Task requirements:
The answer is every line in the data below that contains the word "this".

Stored entries
——

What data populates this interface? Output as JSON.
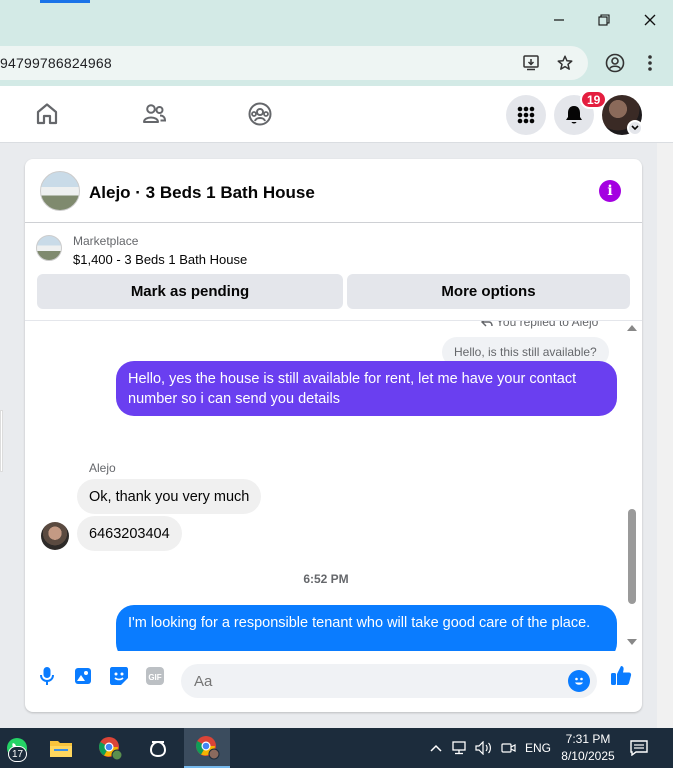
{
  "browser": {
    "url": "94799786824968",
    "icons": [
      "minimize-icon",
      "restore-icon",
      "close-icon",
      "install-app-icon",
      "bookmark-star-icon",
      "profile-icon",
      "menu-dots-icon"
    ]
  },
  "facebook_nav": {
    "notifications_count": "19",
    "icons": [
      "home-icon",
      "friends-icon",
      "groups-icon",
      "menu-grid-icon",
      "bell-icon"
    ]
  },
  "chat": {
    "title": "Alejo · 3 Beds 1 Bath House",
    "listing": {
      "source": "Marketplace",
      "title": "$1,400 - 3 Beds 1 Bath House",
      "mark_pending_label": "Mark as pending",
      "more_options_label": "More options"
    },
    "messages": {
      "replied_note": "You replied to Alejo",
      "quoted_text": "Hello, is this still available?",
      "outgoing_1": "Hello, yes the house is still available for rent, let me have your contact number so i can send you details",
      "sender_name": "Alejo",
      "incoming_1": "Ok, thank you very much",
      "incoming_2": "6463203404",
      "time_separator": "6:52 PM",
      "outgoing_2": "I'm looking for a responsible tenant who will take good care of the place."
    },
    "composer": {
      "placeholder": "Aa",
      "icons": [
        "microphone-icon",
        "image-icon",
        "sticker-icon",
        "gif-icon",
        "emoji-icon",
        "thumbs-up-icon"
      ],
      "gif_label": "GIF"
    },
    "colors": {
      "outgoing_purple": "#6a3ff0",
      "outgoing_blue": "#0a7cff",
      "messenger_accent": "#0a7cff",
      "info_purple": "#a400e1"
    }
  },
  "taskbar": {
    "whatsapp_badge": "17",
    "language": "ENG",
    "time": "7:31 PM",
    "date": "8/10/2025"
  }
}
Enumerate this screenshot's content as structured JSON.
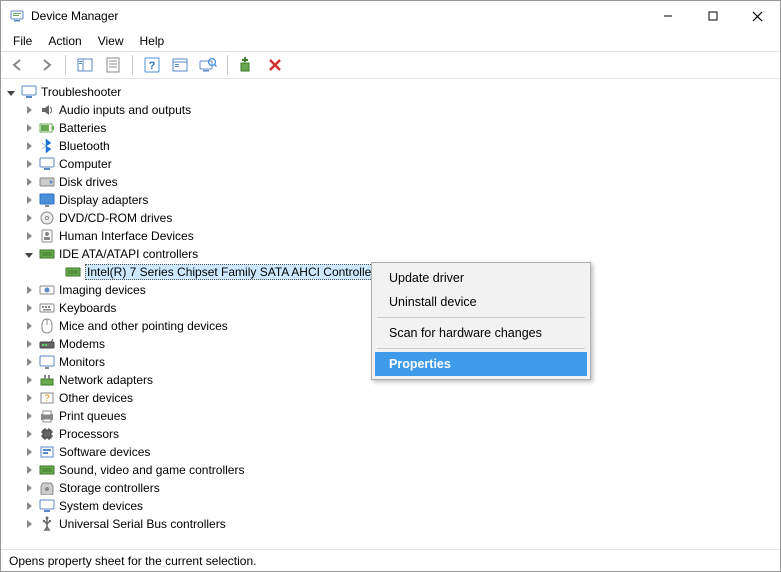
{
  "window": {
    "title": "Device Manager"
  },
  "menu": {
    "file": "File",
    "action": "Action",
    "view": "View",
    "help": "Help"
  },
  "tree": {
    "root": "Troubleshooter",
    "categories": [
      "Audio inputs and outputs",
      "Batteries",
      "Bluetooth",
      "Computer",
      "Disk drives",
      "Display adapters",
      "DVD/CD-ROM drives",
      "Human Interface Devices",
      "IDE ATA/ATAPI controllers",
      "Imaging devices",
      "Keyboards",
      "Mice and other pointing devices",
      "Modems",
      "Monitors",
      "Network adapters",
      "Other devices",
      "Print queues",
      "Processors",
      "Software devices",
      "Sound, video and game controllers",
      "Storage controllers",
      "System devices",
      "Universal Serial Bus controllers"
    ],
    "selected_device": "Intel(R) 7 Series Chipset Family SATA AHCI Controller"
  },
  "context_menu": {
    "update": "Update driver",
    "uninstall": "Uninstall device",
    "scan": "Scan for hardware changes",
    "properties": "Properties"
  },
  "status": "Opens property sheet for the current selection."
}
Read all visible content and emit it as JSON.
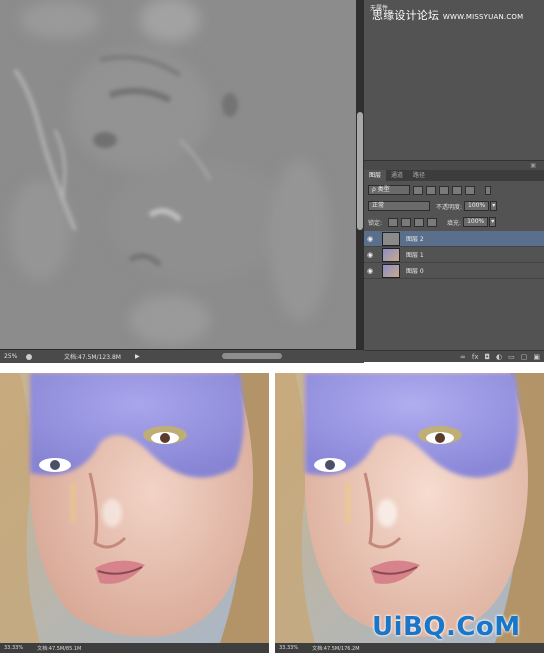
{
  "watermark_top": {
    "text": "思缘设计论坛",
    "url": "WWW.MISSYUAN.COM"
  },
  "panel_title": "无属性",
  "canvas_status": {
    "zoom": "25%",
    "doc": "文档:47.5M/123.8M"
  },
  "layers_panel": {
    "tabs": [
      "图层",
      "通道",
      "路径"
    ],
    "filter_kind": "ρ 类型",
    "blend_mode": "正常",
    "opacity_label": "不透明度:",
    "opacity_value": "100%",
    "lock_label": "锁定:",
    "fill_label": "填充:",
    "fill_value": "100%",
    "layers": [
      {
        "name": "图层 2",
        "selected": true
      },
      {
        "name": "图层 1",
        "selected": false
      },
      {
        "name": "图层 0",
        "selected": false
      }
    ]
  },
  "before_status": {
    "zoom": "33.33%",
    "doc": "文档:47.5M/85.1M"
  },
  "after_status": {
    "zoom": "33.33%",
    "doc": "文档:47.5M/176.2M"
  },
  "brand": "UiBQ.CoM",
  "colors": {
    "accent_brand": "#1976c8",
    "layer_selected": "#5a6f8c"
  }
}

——

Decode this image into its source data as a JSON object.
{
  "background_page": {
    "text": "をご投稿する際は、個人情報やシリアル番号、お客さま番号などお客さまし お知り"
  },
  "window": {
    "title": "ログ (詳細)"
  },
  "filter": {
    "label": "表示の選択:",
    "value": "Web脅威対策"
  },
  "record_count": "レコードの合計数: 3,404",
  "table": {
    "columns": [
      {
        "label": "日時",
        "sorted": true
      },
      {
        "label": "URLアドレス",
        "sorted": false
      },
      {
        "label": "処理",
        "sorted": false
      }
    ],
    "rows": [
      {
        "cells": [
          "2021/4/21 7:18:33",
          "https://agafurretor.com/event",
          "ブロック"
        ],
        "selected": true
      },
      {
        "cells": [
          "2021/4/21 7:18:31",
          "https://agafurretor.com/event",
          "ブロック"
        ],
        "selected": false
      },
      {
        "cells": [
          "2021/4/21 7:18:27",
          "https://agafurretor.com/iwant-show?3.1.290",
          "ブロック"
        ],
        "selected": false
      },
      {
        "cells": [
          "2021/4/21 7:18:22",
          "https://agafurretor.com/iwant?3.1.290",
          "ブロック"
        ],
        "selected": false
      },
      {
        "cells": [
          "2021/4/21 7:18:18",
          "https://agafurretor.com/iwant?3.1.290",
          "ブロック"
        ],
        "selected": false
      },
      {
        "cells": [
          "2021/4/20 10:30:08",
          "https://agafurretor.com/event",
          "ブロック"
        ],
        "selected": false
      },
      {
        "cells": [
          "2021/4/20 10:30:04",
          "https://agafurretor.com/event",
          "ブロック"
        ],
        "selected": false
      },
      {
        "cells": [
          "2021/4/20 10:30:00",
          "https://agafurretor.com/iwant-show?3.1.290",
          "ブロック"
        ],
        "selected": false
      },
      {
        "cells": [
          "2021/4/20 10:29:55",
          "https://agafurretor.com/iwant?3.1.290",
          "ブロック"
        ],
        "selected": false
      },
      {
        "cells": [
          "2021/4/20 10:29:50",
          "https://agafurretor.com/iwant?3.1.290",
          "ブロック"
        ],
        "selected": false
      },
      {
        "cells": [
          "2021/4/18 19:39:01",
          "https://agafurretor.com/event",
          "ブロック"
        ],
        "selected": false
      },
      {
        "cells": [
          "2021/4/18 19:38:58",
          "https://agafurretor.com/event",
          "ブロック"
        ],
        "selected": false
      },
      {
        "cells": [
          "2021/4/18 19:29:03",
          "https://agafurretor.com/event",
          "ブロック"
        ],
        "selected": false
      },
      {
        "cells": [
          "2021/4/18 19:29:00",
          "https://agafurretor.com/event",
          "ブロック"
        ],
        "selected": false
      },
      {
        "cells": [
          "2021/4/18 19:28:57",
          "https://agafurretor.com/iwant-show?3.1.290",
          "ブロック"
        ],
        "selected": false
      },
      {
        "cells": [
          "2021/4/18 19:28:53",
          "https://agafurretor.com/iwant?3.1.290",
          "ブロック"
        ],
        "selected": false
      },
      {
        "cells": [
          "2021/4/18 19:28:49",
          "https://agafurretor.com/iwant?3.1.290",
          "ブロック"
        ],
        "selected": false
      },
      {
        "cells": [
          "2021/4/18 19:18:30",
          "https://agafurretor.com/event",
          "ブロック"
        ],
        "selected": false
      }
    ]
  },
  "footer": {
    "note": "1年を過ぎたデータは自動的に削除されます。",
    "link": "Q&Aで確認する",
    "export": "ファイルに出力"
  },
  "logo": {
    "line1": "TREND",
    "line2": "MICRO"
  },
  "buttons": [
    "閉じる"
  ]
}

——

Written answer:
What data populates this interface? Output as JSON.
      "quoted_text": "Hello, is this still available?",
Enumerate this screenshot's content as structured JSON.
Decode this image into its source data as a JSON object.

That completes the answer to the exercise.